Grand Central Publishing

Grand Central

Sam Roberts
Authors:
Sam Roberts

In the winter of 1913, Grand Central Station was officially opened and immediately became one of the most beautiful and recognizable Manhattan landmarks. In this celebration of the one hundred year old terminal, Sam Roberts of The New York Times looks back at the terminal's conception, amazing history, and the far-reaching cultural effects of Grand Central that continues to amaze tourists and shuttle busy commuters. Along the way, Roberts will explore how the Manhattan transit hub truly foreshadowed the evolution of suburban expansion in the country, and fostered the nation's westward expansion and growth via train.Featuring quirky anecdotes and behind-the-scenes information, this book will allow readers to peek into the secret and unseen areas of Grand Central -- from the tunnels, to the command center, to the hidden passageways. With stories about everything from the famous movies that have used Grand Central as a location to the forty-eight foot long snake that made the building his home, this is a fascinating and, exciting look at a true American institution.

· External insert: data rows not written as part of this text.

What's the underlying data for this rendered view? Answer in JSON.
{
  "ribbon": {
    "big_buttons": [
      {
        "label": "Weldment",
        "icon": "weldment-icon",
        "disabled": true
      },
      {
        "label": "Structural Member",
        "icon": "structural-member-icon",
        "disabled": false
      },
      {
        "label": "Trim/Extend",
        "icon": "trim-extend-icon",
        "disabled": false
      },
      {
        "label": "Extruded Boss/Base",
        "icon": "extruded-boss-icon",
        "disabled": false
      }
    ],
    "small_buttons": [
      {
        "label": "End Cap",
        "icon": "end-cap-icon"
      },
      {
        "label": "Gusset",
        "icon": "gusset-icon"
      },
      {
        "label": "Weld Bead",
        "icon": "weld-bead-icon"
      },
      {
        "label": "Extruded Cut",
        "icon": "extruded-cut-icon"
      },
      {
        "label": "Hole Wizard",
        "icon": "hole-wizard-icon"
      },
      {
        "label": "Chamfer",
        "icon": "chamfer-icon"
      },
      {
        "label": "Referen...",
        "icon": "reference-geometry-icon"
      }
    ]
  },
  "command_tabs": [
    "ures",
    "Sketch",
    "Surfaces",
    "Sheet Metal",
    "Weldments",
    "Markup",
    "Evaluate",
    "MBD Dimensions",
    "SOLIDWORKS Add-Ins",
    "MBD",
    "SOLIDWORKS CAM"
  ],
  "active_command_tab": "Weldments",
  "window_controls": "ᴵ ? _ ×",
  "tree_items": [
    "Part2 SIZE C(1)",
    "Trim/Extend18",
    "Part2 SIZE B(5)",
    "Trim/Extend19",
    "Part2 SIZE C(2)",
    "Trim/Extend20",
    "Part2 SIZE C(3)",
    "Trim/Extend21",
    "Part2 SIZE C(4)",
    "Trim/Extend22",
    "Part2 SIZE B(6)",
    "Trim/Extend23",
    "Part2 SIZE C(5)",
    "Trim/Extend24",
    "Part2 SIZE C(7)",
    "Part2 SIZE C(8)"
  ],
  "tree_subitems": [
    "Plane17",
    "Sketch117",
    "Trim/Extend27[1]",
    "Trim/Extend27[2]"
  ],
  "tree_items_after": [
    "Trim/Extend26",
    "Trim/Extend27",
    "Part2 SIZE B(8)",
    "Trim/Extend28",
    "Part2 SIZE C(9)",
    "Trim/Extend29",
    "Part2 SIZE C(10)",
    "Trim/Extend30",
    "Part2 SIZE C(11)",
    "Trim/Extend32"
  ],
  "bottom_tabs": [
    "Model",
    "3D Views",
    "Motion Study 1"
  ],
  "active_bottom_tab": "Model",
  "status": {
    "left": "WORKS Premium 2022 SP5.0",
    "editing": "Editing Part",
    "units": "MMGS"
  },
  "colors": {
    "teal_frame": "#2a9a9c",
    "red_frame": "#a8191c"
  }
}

PublicAffairs

The Mathematical Corporation

Josh Sullivan
Authors:
Josh Sullivan

The most powerful weapon in business today is the alliance between the mathematical smarts of machines and the imaginative human intellect of great leaders. Together they make the mathematical corporation, the business model of the future.We are at a once-in-a-decade breaking point similar to the quality revolution of the 1980s and the dawn of the internet age in the 1990s: leaders must transform how they run their organizations, or competitors will bring them crashing to earth--often overnight.Mathematical corporations--the organizations that will master the future--will outcompete high-flying rivals by merging the best of human ingenuity with machine intelligence. While smart machines are weapon number one for organizations, leaders are still the drivers of breakthroughs. Only they can ask crucial questions to capitalize on business opportunities newly discovered in oceans of data.This dynamic combination will make possible the fulfillment of missions that once seemed out of reach, even impossible to attain. Josh Sullivan and Angela Zutavern's extraordinary examples include the entrepreneur who upended preventive health care, the oceanographer who transformed fisheries management, and the pharmaceutical company that used algorithm-driven optimization to boost vaccine yields.Together they offer a profoundly optimistic vision for a dazzling new phase in business, and a playbook for how smart companies can manage the essential combination of human and machine.